The Disability Network works with more than 400 families, and Knight knew identifying just eight students to participate would be difficult. To help, she introduced Janning and Boyers to Jacob Butenhoff, who teaches in Walla Walla High School's STEP program (Students Transitioning into Employment Possibilities). Designed for students ages 18-21 with intellectual and developmental disabilities, STEP helps young adults develop vocational skills, participate in community activities, access transportation, and enrich their social skills through classroom and community participation. With Butenhoff on board, "it became a partnership of four," Knight explained. Janning served as as the faculty instructor, while Knight, Butenhof and Boyers co-facilitated this fall's course.

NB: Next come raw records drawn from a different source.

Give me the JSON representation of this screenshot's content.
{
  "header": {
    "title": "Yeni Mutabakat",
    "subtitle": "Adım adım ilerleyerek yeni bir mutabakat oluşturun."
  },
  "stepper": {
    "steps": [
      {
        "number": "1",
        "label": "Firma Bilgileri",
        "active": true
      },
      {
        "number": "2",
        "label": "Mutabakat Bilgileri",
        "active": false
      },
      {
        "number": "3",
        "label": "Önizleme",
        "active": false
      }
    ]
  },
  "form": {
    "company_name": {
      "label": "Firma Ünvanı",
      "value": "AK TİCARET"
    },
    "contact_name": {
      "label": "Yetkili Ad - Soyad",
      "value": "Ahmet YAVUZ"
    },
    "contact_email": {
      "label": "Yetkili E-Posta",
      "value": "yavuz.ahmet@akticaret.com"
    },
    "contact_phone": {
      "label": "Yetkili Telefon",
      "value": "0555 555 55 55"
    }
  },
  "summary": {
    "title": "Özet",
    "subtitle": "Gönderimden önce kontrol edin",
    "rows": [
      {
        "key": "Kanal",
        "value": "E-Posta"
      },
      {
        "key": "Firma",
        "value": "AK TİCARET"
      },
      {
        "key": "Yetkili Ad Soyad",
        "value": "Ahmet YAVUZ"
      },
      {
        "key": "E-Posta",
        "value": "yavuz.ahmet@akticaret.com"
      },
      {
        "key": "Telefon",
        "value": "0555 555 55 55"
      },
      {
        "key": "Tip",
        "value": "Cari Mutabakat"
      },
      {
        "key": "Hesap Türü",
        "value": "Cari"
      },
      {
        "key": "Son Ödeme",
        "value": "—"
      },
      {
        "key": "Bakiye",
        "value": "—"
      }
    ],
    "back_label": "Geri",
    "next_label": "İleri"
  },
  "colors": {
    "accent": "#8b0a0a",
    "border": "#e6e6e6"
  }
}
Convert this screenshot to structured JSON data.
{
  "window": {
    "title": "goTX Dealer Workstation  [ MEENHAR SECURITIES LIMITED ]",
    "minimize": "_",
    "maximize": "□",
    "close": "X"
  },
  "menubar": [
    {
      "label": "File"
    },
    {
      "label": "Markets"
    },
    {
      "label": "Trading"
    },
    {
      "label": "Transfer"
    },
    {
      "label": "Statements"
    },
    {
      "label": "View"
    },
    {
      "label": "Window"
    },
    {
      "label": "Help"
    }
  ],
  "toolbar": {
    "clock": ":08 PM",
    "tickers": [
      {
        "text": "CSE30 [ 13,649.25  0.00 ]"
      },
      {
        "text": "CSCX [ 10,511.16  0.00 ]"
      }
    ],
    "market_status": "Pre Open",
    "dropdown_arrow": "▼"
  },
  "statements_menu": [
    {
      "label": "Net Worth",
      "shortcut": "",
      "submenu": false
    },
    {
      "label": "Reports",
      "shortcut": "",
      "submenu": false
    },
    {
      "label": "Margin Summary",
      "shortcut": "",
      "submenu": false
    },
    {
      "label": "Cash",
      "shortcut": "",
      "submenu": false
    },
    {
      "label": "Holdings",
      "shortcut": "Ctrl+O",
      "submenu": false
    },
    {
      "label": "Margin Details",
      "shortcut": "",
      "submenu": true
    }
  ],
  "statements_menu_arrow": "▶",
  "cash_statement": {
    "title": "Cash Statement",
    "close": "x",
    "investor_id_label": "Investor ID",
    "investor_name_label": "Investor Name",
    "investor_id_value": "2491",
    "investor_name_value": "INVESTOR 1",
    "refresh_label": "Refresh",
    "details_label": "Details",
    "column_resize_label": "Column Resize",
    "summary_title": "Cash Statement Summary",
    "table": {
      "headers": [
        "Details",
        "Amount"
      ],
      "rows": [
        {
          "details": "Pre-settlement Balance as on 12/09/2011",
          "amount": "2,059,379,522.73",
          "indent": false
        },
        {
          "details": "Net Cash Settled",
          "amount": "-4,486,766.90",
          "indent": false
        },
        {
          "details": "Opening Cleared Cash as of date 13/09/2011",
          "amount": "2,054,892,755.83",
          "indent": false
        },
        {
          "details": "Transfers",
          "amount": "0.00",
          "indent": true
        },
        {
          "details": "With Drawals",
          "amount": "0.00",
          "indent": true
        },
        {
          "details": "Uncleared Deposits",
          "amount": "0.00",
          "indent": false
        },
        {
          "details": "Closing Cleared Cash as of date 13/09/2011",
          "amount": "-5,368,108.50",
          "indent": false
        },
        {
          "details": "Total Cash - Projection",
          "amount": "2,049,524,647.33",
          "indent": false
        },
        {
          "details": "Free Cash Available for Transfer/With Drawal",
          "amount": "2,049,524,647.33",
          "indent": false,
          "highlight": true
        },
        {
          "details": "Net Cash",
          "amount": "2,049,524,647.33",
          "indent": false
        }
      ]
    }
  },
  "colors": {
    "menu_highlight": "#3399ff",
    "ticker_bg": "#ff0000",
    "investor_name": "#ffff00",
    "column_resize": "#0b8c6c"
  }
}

The class illuminates the everyday lived experiences of people with disabilities. Through discussions, field trips to workplaces and homes of Walla Walla residents with disabilities, guest speakers, collaborative learning and projects, students gain an understanding of how community, citizenship and ability come to be collectively defined.
The students may be learning more from each other than they are from Boyers and her team.
"Rather than an approach of ‘I'm here to serve you,' Whitman students are amazing at cultivating an attitude of ‘I'm here to learn from you,'" Knight said.
Meanwhile, the STEP students' perspectives are expanding, too. Knight said simply stepping onto Whitman's campus and seeing themselves as "a college kid" opens their minds to new possibilities.
"We have planted the idea that students with intellectual and developmental disabilities can attend higher education," she said.
Meanwhile, through weekly classes, Boyers hopes participants create meaningful connections. Those connections lay the groundwork for the kinds of conversations that lead to the community-building that's at the heart of both the Ben Rabinowitz Award and the SEC.
"It seems to me that disability is almost a taboo-type subject," Boyers said. "Discussion is valuable and allows for growth as we strive to create an inclusive society."
*Top photo: Students enrolled in the sociology course SOC 294: Defining Ability and Developing Community give each other a fist-bump during class in October